* [EXERCISE] Read through the entries below and return each line with the word "diffs".

(Interface dataset entries)
_ _ _ _ _ _ _
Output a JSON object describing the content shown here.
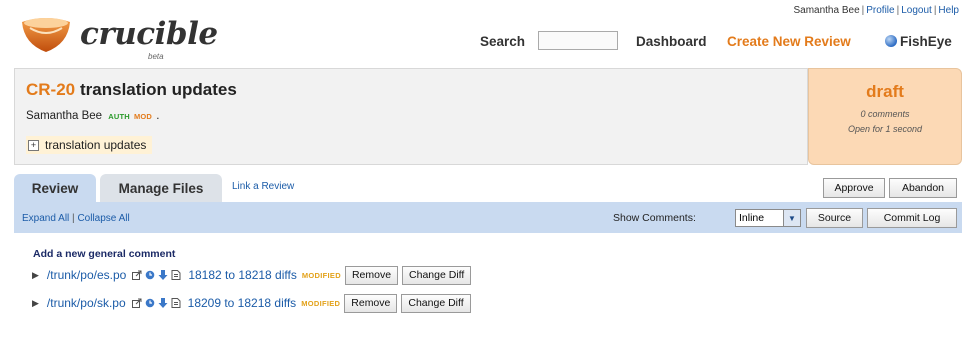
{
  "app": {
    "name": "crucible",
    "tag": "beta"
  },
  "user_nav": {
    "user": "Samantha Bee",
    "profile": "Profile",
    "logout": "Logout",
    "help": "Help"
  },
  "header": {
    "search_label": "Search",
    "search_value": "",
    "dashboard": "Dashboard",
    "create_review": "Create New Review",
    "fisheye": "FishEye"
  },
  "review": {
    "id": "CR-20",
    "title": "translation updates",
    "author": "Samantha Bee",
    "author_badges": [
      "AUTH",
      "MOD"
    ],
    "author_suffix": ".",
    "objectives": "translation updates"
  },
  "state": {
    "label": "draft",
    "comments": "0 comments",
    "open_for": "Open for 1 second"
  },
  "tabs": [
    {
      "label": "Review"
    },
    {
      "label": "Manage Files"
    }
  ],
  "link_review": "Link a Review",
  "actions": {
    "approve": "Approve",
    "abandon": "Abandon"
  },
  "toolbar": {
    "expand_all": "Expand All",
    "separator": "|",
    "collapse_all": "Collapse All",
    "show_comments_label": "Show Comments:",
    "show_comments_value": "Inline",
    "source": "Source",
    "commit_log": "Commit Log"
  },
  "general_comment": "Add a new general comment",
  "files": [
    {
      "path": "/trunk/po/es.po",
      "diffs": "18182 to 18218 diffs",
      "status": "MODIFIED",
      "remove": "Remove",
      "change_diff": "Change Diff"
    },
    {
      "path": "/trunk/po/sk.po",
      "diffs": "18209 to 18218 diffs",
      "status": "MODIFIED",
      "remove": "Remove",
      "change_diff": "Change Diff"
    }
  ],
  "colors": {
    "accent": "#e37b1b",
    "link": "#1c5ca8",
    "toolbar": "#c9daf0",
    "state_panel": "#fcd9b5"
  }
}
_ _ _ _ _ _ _
* [ANSWER TO THE EXERCISE]
      "diffs": "18182 to 18218 diffs",
      "diffs": "18209 to 18218 diffs",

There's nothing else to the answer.